Walking and Running issues
Why is running so uncomfortable?
Running isn’t known for being easy, in fact its hard and often involves pain and/or injuries of some kind. However, there are many things you can do to make running more comfortable, reduce teething pains and ensure you aren’t running into injury. Running is only meant to be uncomfortable, not painful and should involve constant progress with fitness and improving comfort. If this is not happening it is likely due to imbalances or overusing certain muscles and joints. When the body doesn’t work together effectively, some structures may take on too much shock or stress, leaving you prone to injury and often leaking energy.
Pain when running or walking?
The expected discomfort is related to muscles building endurance, strength and conditioning. However, it is easy to start off imbalanced and thus get pain when muscles get overused or over-stressed as they are pushed to do what they aren’t conditioned for. Pain can be muscles or joints being irritated or injured. Prevention, muscle balancing and stability work are key to stopping pain and prevent injuries when walking and running. Reducing your discomfort when walking / running starts with analysing your technique.

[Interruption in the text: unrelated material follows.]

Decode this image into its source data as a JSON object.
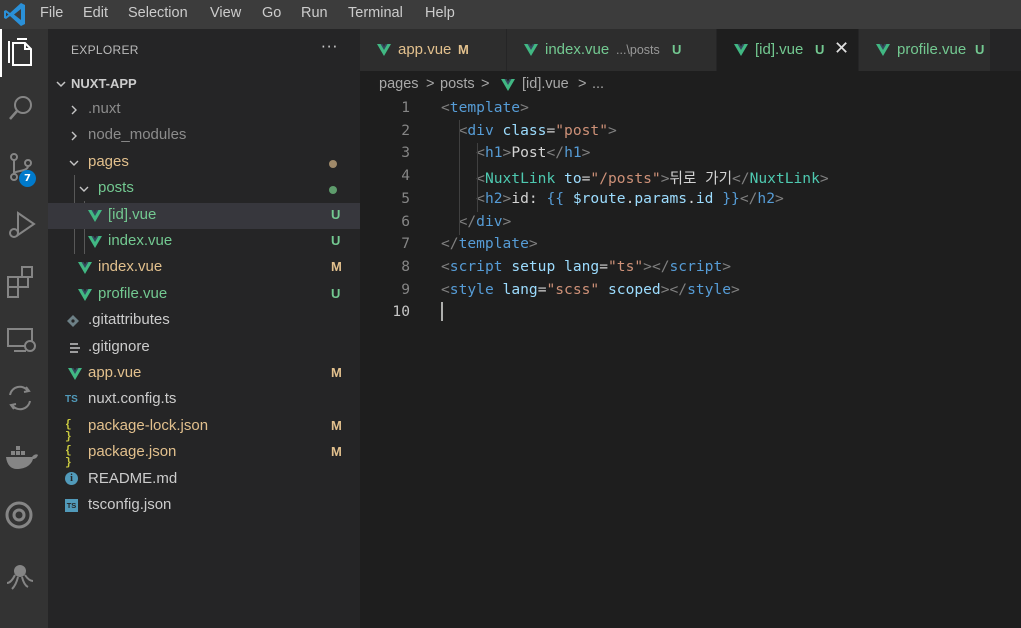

Want to build speed or endurance?
When you plateau with your speed or endurance, it can be due to energy leakage caused when muscles are inefficient at doing their job or the body compensates by using more energy than it needs to. For example, you may have run 2KM’s but your body has done 3-4km’s of work. Also if your body is skipping key structures used for propulsion and momentum, this will reduce your ability to gain speed and use endurance. To run more efficiently and give that competitive advantage, running starts with analysing your technique.
Running event coming up?
Running in an event of any distance or terrain requires dedication and preparation. Making sure you start well and cross that finish line begins with making sure your injury is low, your body is conditioned, and your muscles are loose and massaged.
Treatment involves shoe advice and modifications, Joint mobilization to open up joint movement. Taping or strapping to reduce muscle tension and activate muscles and strengthening the joints. Padding or orthotics to help cushion and redistribute pressure or engage better biomechanical pathway. Ice (cryotherapy) and stone treatment for breaking down thickened tendons. Gait retraining to change how the body works and ensure it works together, and lastly manual therapy to release tight muscles, muscle stimulation, open nerve pathways, improve range-of-motion, prescribe drills and exercises or order ultrasound and x-rays.
Treatment for running injuries includes adjustments to training schedules, supplements (e.g. calcium), reducing muscle/joint/bone stress, gait retraining to offload or adjust how the structure works. Changing running terrain or orthotics.